    Great idea but can't find suitable boxes anywhere. Tried Asda but they dont have them. Only ones I can find in B & Q are clear plastic and wont be suitable?

    2 replies

    Worms like the dark, I guess clear plastic ones and a coat of paint is one possibility. Have you tried places like QD and Staples or maybe even Ikea.

    Same here. Most containers for sale are clear. Would'nt be a problem if the wormery is stored somewhere dark, i.e. a cupboard.

    I know I have to be nice, but I do hate it when all these people pile on with their own versions of someone else's great idea. That said, if anyone wants to know more about worms, try checking out urban-worm.com. This design is great, I appreciate you taking the time to post. Although tempting I'll try not to pick it apart and suggest a million different ways to do the same thing... :) Was that tactful enough? It's just being honest, not mean, promise.

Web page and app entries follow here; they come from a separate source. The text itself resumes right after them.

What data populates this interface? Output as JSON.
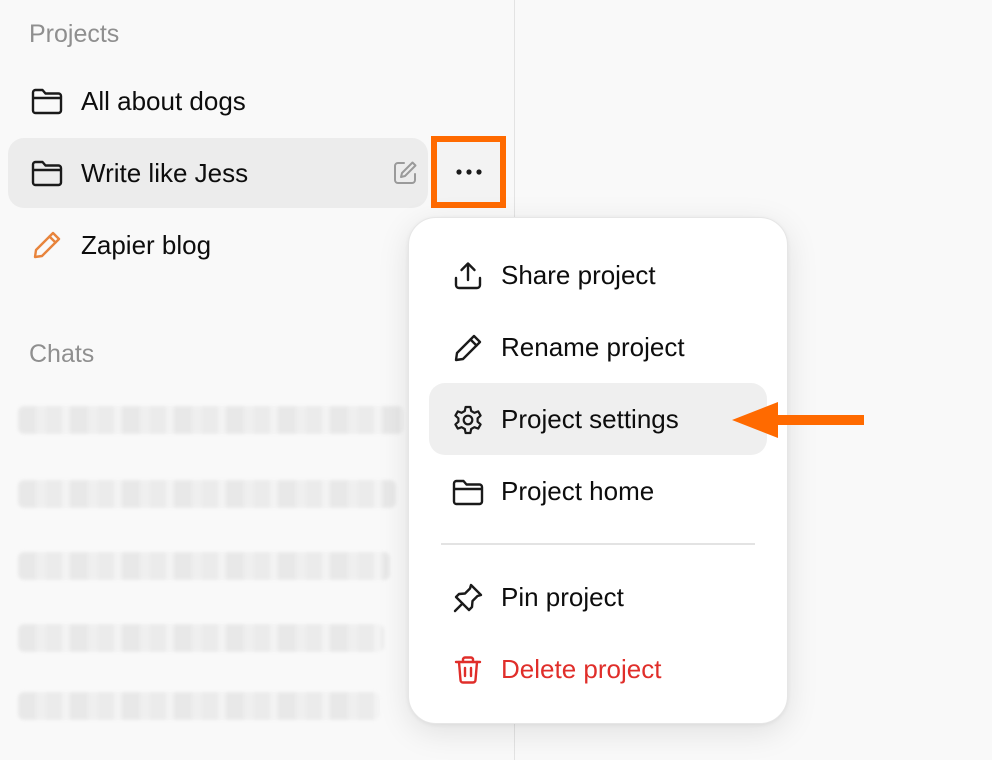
{
  "sidebar": {
    "projects_title": "Projects",
    "projects": [
      {
        "label": "All about dogs",
        "icon": "folder-icon"
      },
      {
        "label": "Write like Jess",
        "icon": "folder-icon",
        "active": true
      },
      {
        "label": "Zapier blog",
        "icon": "pencil-icon",
        "icon_color": "#e8843c"
      }
    ],
    "chats_title": "Chats"
  },
  "context_menu": {
    "items": [
      {
        "label": "Share project",
        "icon": "share-icon"
      },
      {
        "label": "Rename project",
        "icon": "pencil-icon"
      },
      {
        "label": "Project settings",
        "icon": "gear-icon",
        "highlighted": true
      },
      {
        "label": "Project home",
        "icon": "folder-icon"
      },
      {
        "label": "Pin project",
        "icon": "pin-icon"
      },
      {
        "label": "Delete project",
        "icon": "trash-icon",
        "color": "#e02e2a"
      }
    ]
  },
  "colors": {
    "annotation": "#ff6a00",
    "danger": "#e02e2a",
    "accent_pencil": "#e8843c"
  }
}
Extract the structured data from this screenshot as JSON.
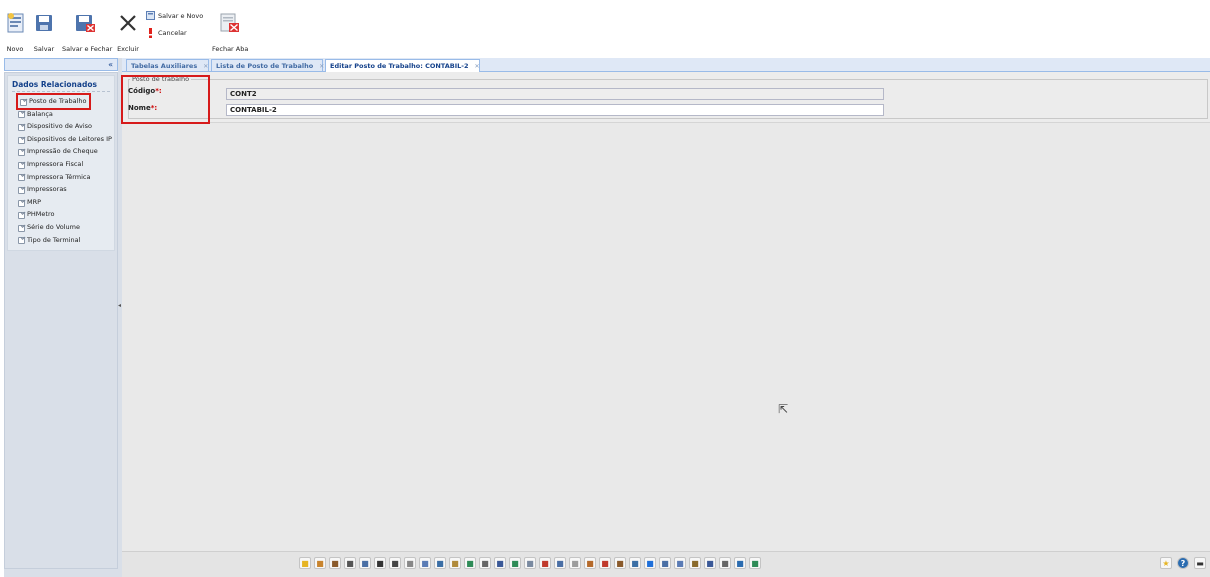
{
  "toolbar": {
    "novo": "Novo",
    "salvar": "Salvar",
    "salvar_fechar": "Salvar e Fechar",
    "excluir": "Excluir",
    "salvar_novo": "Salvar e Novo",
    "cancelar": "Cancelar",
    "fechar_aba": "Fechar Aba"
  },
  "sidebar": {
    "collapse": "«",
    "title": "Dados Relacionados",
    "items": [
      "Posto de Trabalho",
      "Balança",
      "Dispositivo de Aviso",
      "Dispositivos de Leitores IP",
      "Impressão de Cheque",
      "Impressora Fiscal",
      "Impressora Térmica",
      "Impressoras",
      "MRP",
      "PHMetro",
      "Série do Volume",
      "Tipo de Terminal"
    ]
  },
  "tabs": [
    {
      "label": "Tabelas Auxiliares",
      "close": "✕"
    },
    {
      "label": "Lista de Posto de Trabalho",
      "close": "✕"
    },
    {
      "label": "Editar Posto de Trabalho: CONTABIL-2",
      "close": "✕"
    }
  ],
  "form": {
    "legend": "Posto de trabalho",
    "codigo_label": "Código",
    "nome_label": "Nome",
    "required_mark": "*:",
    "codigo_value": "CONT2",
    "nome_value": "CONTABIL-2"
  },
  "dock_icons": [
    "star",
    "folder",
    "briefcase",
    "calculator",
    "window",
    "building",
    "circle",
    "pen",
    "printer",
    "grid",
    "house",
    "globe",
    "book",
    "arrows",
    "down",
    "tray",
    "factory",
    "shelf",
    "bottle",
    "card",
    "fruit",
    "drum",
    "box",
    "diamond",
    "chart",
    "docs",
    "machine",
    "cart",
    "abc",
    "refresh",
    "leaf"
  ],
  "dock_right": [
    "star-icon",
    "help-icon",
    "video-icon"
  ],
  "colors": {
    "accent": "#15428b",
    "tab_bg": "#dfe8f6",
    "highlight": "#d61a1a",
    "required": "#cc0000"
  }
}
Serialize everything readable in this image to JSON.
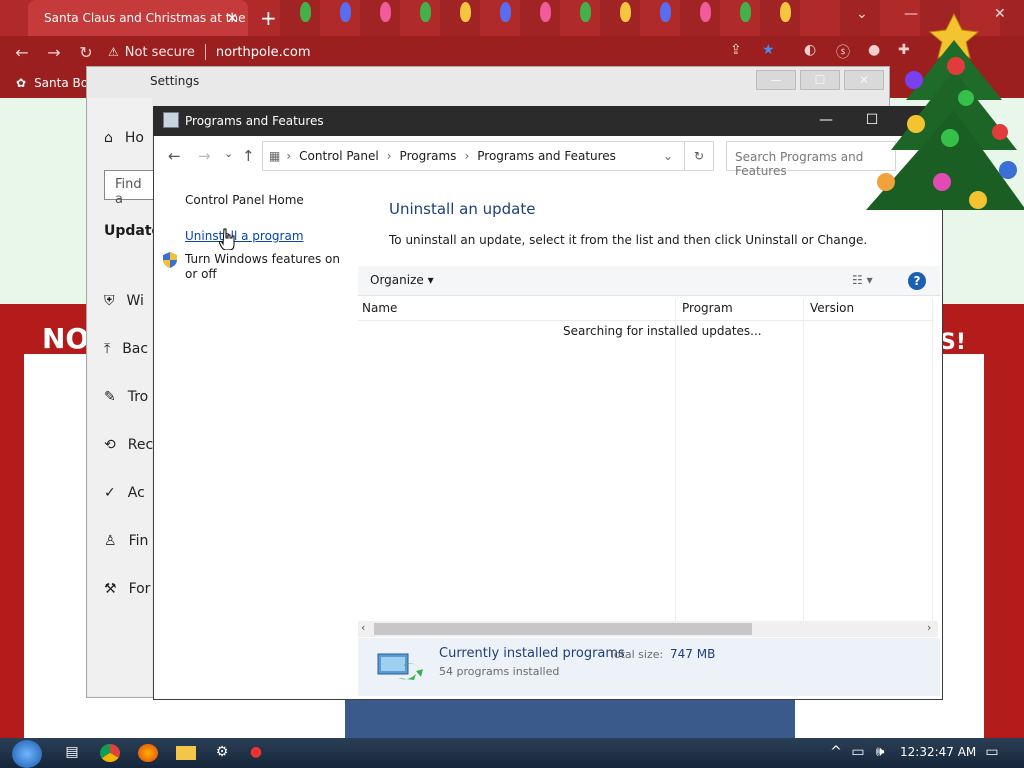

    1 reply

    Being nice - I regard this as SPAM - quoting an address outside of here that navigates to a page that receives money for clicks..

    ...Tiger worms? ALL the other ones say red wigglers aka red worm, super worm, or european nightcrawler...

    2 replies

    The Tiger worm to a certain degree is a myth, it obviously exists but is not a distinct breed as is commonly thought. The scientific name is Eisenia Foetida, also known as Redworm, Red Wiggler, Brandlings or Manure Worm amongst other names.

    Cool I bought 1lb of red wigglers for 27$ they came on thursday. It was funny I had to cut so much card board and paper that my scissor became worn out and my hands hurt. The next day like 4 escaped they were right next to the bin. My dad sewed together 2 cut shirts to make a basket thing and put them in now they can't escape. Oddly now they don't want to. When I opened the lid none of them were at the top wheras before 20 were there odd....

    Intending to try IKEA. I think one other possibility will be a black plastic dustbin. There are wormerys for sale which appear to be just a plastic container (about size of a dustbin). Could put a platfom a few inches from the bottom and put a tap in it. Reckon this might do the job.

    1 reply

    They work very well. You just have to sieve the worms out when you empty the bin

    I made some worm trays out of wood and I have to say this approach is much much better! The only question is have is the weight of a fully loaded "tray". I wonder what the weight per "tray" is when you are ready to either add new bedding or harvest the soil. Great, simple design!

    what is between the top and middle box? i don't get how the top box is staying up. the spacers are in the bottom box...are you just putting the top box on top of the bedding or what??